[6] Thread1:   Got item #2, size=2
[6] Thread0: Put item #4, size=2
[8] Thread1:   Got item #3, size=1
[10] Thread1:   Got item #4, size=0
ncsim: *W,RNQUIE: Simulation is complete.

SystemVerilog Mailbox Functions and Methods

function new (int bound = 0);Returns a mailbox handle, bound > 0 represents size of mailbox queue
function int num ();Returns the number of messages currently in the mailbox
task put (singular message);Blocking method that stores a message in the mailbox in FIFO order; message is any singular expression
function int try_put (singular message);Non-blocking method that stores a message if the mailbox is not full, returns a postive integer if successful else 0
task get (ref singular message);Blocking method until it can retrieve one message from the mailbox, if empty blocks the process
function int try_get (ref singular message);Non-blocking method which tries to get one message from the mailbox, returns 0 if empty
task peek (ref singular message);Copies one message from the mailbox without removing the message from the mailbox queue.
function int try_peek (ref singular message);Tries to copy one message from the mailbox without removing the message from queue

Parameterized mailboxes

By default, a SystemVerilog mailbox is typeless and hence can send and receive objects of mixed data-types. Although this is a good feature, it can result in type mismatches during simulation time and result in errors. To constrain the mailbox to accept and send objects of a fixed data-type, it can be parameterized to that particular data-type.


In the example shown below, we first create an alias for mailboxes that can send and receive strings using the typedef construct. Although this step is optional, it is a good practice to avoid type mismatches between different components from coding errors. Consider that comp1 sends a few strings to comp2 via this mailbox.

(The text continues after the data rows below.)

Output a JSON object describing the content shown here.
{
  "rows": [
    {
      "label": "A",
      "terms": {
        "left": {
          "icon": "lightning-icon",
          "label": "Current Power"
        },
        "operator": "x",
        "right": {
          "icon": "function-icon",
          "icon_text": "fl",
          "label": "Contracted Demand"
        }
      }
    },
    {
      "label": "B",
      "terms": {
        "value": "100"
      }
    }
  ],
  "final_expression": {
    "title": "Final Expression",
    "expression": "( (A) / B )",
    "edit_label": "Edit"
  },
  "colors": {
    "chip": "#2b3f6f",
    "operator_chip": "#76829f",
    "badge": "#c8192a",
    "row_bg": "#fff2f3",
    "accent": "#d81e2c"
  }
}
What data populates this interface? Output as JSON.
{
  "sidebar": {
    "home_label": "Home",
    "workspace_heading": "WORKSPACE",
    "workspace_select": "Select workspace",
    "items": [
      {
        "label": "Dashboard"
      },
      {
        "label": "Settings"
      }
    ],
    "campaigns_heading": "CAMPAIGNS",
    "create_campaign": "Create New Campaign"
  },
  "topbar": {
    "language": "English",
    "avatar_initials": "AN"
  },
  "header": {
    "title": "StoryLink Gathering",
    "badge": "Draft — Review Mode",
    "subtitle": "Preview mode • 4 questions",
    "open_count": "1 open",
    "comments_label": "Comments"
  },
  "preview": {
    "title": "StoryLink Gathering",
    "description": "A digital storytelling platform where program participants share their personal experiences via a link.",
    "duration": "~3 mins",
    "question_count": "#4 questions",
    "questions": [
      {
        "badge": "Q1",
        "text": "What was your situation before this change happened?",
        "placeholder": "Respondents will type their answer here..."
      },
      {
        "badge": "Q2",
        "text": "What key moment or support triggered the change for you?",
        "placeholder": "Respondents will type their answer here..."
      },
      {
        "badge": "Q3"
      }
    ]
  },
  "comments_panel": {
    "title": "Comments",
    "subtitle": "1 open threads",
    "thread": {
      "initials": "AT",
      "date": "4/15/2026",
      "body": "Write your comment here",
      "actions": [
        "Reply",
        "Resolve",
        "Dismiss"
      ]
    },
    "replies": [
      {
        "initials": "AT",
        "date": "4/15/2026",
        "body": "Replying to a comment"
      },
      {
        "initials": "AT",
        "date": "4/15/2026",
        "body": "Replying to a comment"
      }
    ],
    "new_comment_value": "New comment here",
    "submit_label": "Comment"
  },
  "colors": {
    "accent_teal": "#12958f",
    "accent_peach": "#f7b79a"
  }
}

Naturally both classes need to have a mailbox handle which needs to be connected together and this is best done at the top level or the module where these two classes are instantiated.

// Create alias for parameterized "string" type mailbox
typedef mailbox #(string) s_mbox;

// Define a component to send messages
class comp1;
  	// Create a mailbox handle to put items
  	s_mbox 	names; 	
	// Define a task to put items into the mailbox
	task send ();
		for (int i = 0; i < 3; i++) begin
			string s = $sformatf ("name_%0d", i);
          #1 $display ("[%0t] Comp1: Put %s", $time, s);

// Define a second component to receive messages
class comp2;
	// Create a mailbox handle to receive items
	s_mbox 	list;
  	// Create a loop that continuously gets an item from
  	// the mailbox
	task receive ();
		forever begin
			string s;
          	$display ("[%0t]    Comp2: Got %s", $time, s);

// Connect both mailbox handles at a higher level
module tb;
  	// Declare a global mailbox and create both components
  	s_mbox 	m_mbx    = new();
  	comp1 	m_comp1  = new();
  	comp2 	m_comp2  = new();
  	initial begin
      // Assign both mailbox handles in components with the 
      // global mailbox
      m_comp1.names = m_mbx;
      m_comp2.list = m_mbx;
      // Start both components, where comp1 keeps sending
      // and comp2 keeps receiving
 Simulation Log
ncsim> run
[1] Comp1: Put name_0
[1]    Comp2: Got name_0
[2] Comp1: Put name_1
[2]    Comp2: Got name_1
[3] Comp1: Put name_2
[3]    Comp2: Got name_2
ncsim: *W,RNQUIE: Simulation is complete.

Matching different type mailboxes

Let's see what would have happened if the SystemVerilog mailboxes were parameterized to different data-types. Consider comp1 to have string type and comp2 to have a byte type mailbox.

class comp2;
	mailbox #(byte) 	list;

module tb;
	s_mbox 	m_mbx;
	initial begin
		m_comp1.names = m_mbx;
		m_comp2.list  = m_mbx;

This would result in a compile time error, and allow us to revisit the testbench code to correct the type mismatch.

 Simulation Log
 m_comp2.list = m_mbx;
ncvlog: *E,TYCMPAT (testbench.sv,34|25): assignment operator type check failed (expecting datatype compatible with 'mailbox' but found '$unit::s_mbox (mailbox)' instead).